ACT Policing has alleged that the 33-year-old behind the wheel of a vehicle involved in the collision that killed renowned disability advocate Sue Salthouse had methamphetamine in his system at the time of the crash.
The man from Ngunnawal has been issued with a summons to appear before the ACT Magistrates Court. He has been charged with culpable driving and drug driving over the fatal accident and will appear in ACT Court on 18 December.
The summons was issued at the conclusion of an ACT Policing Major Collision Team investigation into the accident on Commonwealth Avenue Bridge that caused the death of Ms Salthouse, aged 71, on 20 July 2020.
The accident occurred at about 2:40 pm when Ms Salthouse was travelling south in her wheelchair-accessible motorcycle. She later died in hospital.
At a media conference to announce the summons, Superintendent Corey Heldon said the accused had fully cooperated with police and the investigative team had had assistance from witnesses and public CCTV.
While acknowledging the length of time the investigation had taken, Supt Heldon said much of the evidence was technical in nature and required expertise to understand the physics of the collision.
She said police had maintained contact with the family and, while lengthy investigations could prove frustrating, the understanding that it had been done correctly was a comfort to families.
Ms Salthouse, who was named the 2020 ACT Senior Australian of the Year, was known as a fierce and passionate advocate for people with a disability and, in particular, women with a disability.
A tribute page on the ACT Government website said Ms Salthouse’s life was one of service and contribution to her community.
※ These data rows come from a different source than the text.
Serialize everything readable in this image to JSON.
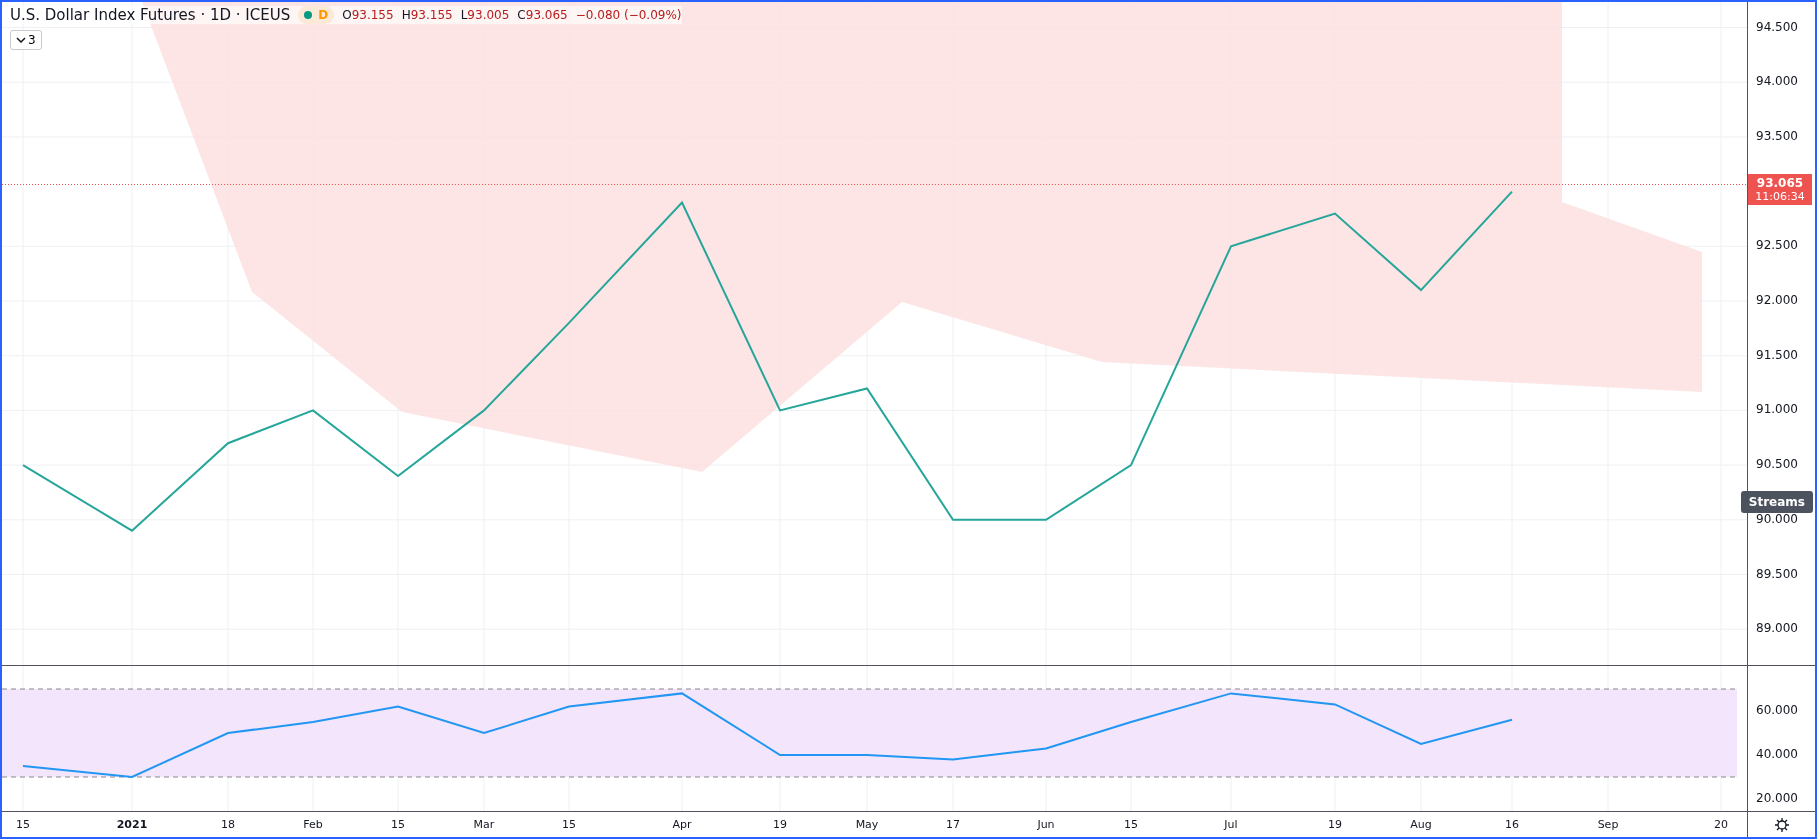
{
  "header": {
    "symbol": "U.S. Dollar Index Futures · 1D · ICEUS",
    "interval": "D",
    "ohlc": [
      {
        "label": "O",
        "value": "93.155"
      },
      {
        "label": "H",
        "value": "93.155"
      },
      {
        "label": "L",
        "value": "93.005"
      },
      {
        "label": "C",
        "value": "93.065"
      }
    ],
    "change": "−0.080 (−0.09%)"
  },
  "indicators_toggle": {
    "count": "3"
  },
  "price_axis": {
    "labels": [
      "94.500",
      "94.000",
      "93.500",
      "92.500",
      "92.000",
      "91.500",
      "91.000",
      "90.500",
      "90.000",
      "89.500",
      "89.000"
    ],
    "last_price": "93.065",
    "countdown": "11:06:34"
  },
  "tooltip": "Streams",
  "rsi_axis": {
    "labels": [
      "60.000",
      "40.000",
      "20.000"
    ]
  },
  "time_axis": {
    "labels": [
      {
        "text": "15",
        "year": false
      },
      {
        "text": "2021",
        "year": true
      },
      {
        "text": "18",
        "year": false
      },
      {
        "text": "Feb",
        "year": false
      },
      {
        "text": "15",
        "year": false
      },
      {
        "text": "Mar",
        "year": false
      },
      {
        "text": "15",
        "year": false
      },
      {
        "text": "Apr",
        "year": false
      },
      {
        "text": "19",
        "year": false
      },
      {
        "text": "May",
        "year": false
      },
      {
        "text": "17",
        "year": false
      },
      {
        "text": "Jun",
        "year": false
      },
      {
        "text": "15",
        "year": false
      },
      {
        "text": "Jul",
        "year": false
      },
      {
        "text": "19",
        "year": false
      },
      {
        "text": "Aug",
        "year": false
      },
      {
        "text": "16",
        "year": false
      },
      {
        "text": "Sep",
        "year": false
      },
      {
        "text": "20",
        "year": false
      }
    ]
  }
}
“She worked for greater recognition of the enormous contribution that women with a disability make to the workplace and in leadership roles,” the page stated.
“Sue was a proud member of the disability sector and a huge part of the rich fabric and diversity of Australian society. She devoted the past 25 years of her life to redress the balance and break down barriers for participation for people with disability and showed an unwavering commitment to promoting an inclusive Canberra community.
“She was authentic, honest and faithful, to the cause and to her friends and family, and she was a champion, for ideas and for people, and someone who stepped in front to take on leadership and speak truth to power.
“Sue leaves behind a huge void in our community but her legacy will continue through the people she has touched.”
A state memorial service to celebrate her life was held in August.
Anyone with additional information about the accident is still being encouraged to contact ACT Policing through Crime Stoppers.